The figure shows how sustainability researchers assess the importance of various environmental factors in contributing to a sustainable local food system. Agricultural and biological diversity in cultural and natural landscapes was the statement that researchers most strongly agreed with, followed by the reduction of fossil fuel energy for food production and distribution and the reduction of food waste.
The environmental attribute with the strongest endorsement addresses agricultural and biological diversity (about 80%). The issues of energy, and more specifically fossil fuel usage, and food waste were also endorsed with respectively about 70% and 60% of ‘strongly agree’ responses. Eco-packaging was the attribute received the smallest strong endorsement.
The figure shows how sustainability researchers assess the importance of various economic factors in contributing to a sustainable local food system. The reliability of food supply within a reasonable distance was the statement that researchers most strongly agreed with, followed by ensuring stable and viable revenues for producers and making ‘good food’ affordable for all.
The economic attribute that received the most positive endorsement is the one addressing the reliability of the food supply chain, with about 60% of ‘strongly agree’ responses. Ensuring stable and viable revenues for producers received as well about 50% of ‘strongly agree’ responses. Overall, responses regarding economic attributes are more balanced than for the social and environmental ones.

Further readings

Boylan, S., E. Sainsbury, A.-M. Thow, C. Degeling, L. Craven, D. Stellmach, T.P. Gill and Y. Zhang (2019) A healthy, sustainable and safe food system: Examining the perceptions and role of the australian policy actor using a delphi survey. Public health nutrition, 22(16) pp. 2921-2930

Schmutz, U., M. Kneafsey, C.S. Kay, A. Doernberg and I. Zasada (2018) Sustainability impact assessments of different urban short food supply chains: Examples from london, uk. Renewable Agriculture and Food Systems, 33(6) pp. 518-529

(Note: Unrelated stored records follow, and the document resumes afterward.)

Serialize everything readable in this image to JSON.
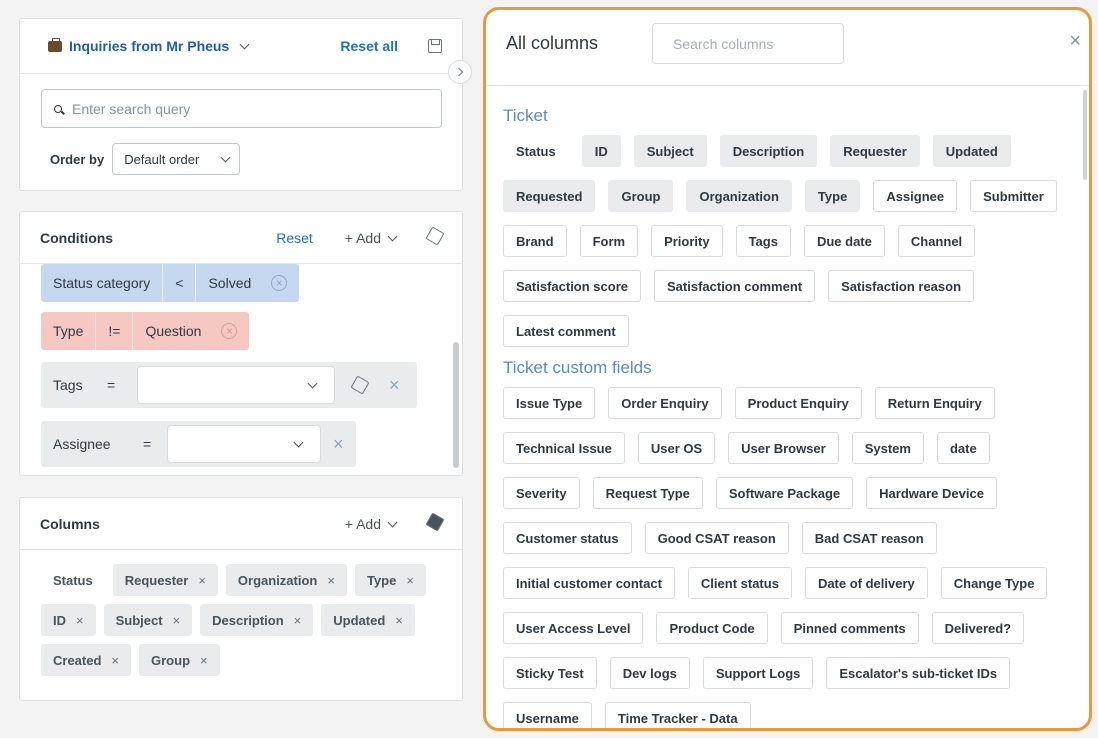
{
  "view": {
    "title": "Inquiries from Mr Pheus",
    "reset_all": "Reset all",
    "search_placeholder": "Enter search query",
    "order_label": "Order by",
    "order_value": "Default order"
  },
  "conditions": {
    "title": "Conditions",
    "reset": "Reset",
    "add": "+ Add",
    "rows": [
      {
        "field": "Status category",
        "op": "<",
        "value": "Solved"
      },
      {
        "field": "Type",
        "op": "!=",
        "value": "Question"
      },
      {
        "field": "Tags",
        "op": "="
      },
      {
        "field": "Assignee",
        "op": "="
      }
    ]
  },
  "columns": {
    "title": "Columns",
    "add": "+ Add",
    "items": [
      "Status",
      "Requester",
      "Organization",
      "Type",
      "ID",
      "Subject",
      "Description",
      "Updated",
      "Created",
      "Group"
    ]
  },
  "dialog": {
    "title": "All columns",
    "search_placeholder": "Search columns",
    "close": "×",
    "sections": [
      {
        "title": "Ticket",
        "chips": [
          {
            "label": "Status",
            "state": "plain"
          },
          {
            "label": "ID",
            "state": "selected"
          },
          {
            "label": "Subject",
            "state": "selected"
          },
          {
            "label": "Description",
            "state": "selected"
          },
          {
            "label": "Requester",
            "state": "selected"
          },
          {
            "label": "Updated",
            "state": "selected"
          },
          {
            "label": "Requested",
            "state": "selected"
          },
          {
            "label": "Group",
            "state": "selected"
          },
          {
            "label": "Organization",
            "state": "selected"
          },
          {
            "label": "Type",
            "state": "selected"
          },
          {
            "label": "Assignee",
            "state": "available"
          },
          {
            "label": "Submitter",
            "state": "available"
          },
          {
            "label": "Brand",
            "state": "available"
          },
          {
            "label": "Form",
            "state": "available"
          },
          {
            "label": "Priority",
            "state": "available"
          },
          {
            "label": "Tags",
            "state": "available"
          },
          {
            "label": "Due date",
            "state": "available"
          },
          {
            "label": "Channel",
            "state": "available"
          },
          {
            "label": "Satisfaction score",
            "state": "available"
          },
          {
            "label": "Satisfaction comment",
            "state": "available"
          },
          {
            "label": "Satisfaction reason",
            "state": "available"
          },
          {
            "label": "Latest comment",
            "state": "available"
          }
        ]
      },
      {
        "title": "Ticket custom fields",
        "chips": [
          {
            "label": "Issue Type",
            "state": "available"
          },
          {
            "label": "Order Enquiry",
            "state": "available"
          },
          {
            "label": "Product Enquiry",
            "state": "available"
          },
          {
            "label": "Return Enquiry",
            "state": "available"
          },
          {
            "label": "Technical Issue",
            "state": "available"
          },
          {
            "label": "User OS",
            "state": "available"
          },
          {
            "label": "User Browser",
            "state": "available"
          },
          {
            "label": "System",
            "state": "available"
          },
          {
            "label": "date",
            "state": "available"
          },
          {
            "label": "Severity",
            "state": "available"
          },
          {
            "label": "Request Type",
            "state": "available"
          },
          {
            "label": "Software Package",
            "state": "available"
          },
          {
            "label": "Hardware Device",
            "state": "available"
          },
          {
            "label": "Customer status",
            "state": "available"
          },
          {
            "label": "Good CSAT reason",
            "state": "available"
          },
          {
            "label": "Bad CSAT reason",
            "state": "available"
          },
          {
            "label": "Initial customer contact",
            "state": "available"
          },
          {
            "label": "Client status",
            "state": "available"
          },
          {
            "label": "Date of delivery",
            "state": "available"
          },
          {
            "label": "Change Type",
            "state": "available"
          },
          {
            "label": "User Access Level",
            "state": "available"
          },
          {
            "label": "Product Code",
            "state": "available"
          },
          {
            "label": "Pinned comments",
            "state": "available"
          },
          {
            "label": "Delivered?",
            "state": "available"
          },
          {
            "label": "Sticky Test",
            "state": "available"
          },
          {
            "label": "Dev logs",
            "state": "available"
          },
          {
            "label": "Support Logs",
            "state": "available"
          },
          {
            "label": "Escalator's sub-ticket IDs",
            "state": "available"
          },
          {
            "label": "Username",
            "state": "available"
          },
          {
            "label": "Time Tracker - Data",
            "state": "available"
          }
        ]
      }
    ]
  },
  "colors": {
    "accent": "#1f73b7",
    "highlight_border": "#e59a3f"
  }
}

Todorovic, V., M. Maslaric, S. Bojic, M. Jokic, D. Mircetic and S. Nikolicic (2018) Solutions for more sustainable distribution in the short food supply chains. Sustainability, 10(10) p. 3481

Page editor: futurefood@slu.se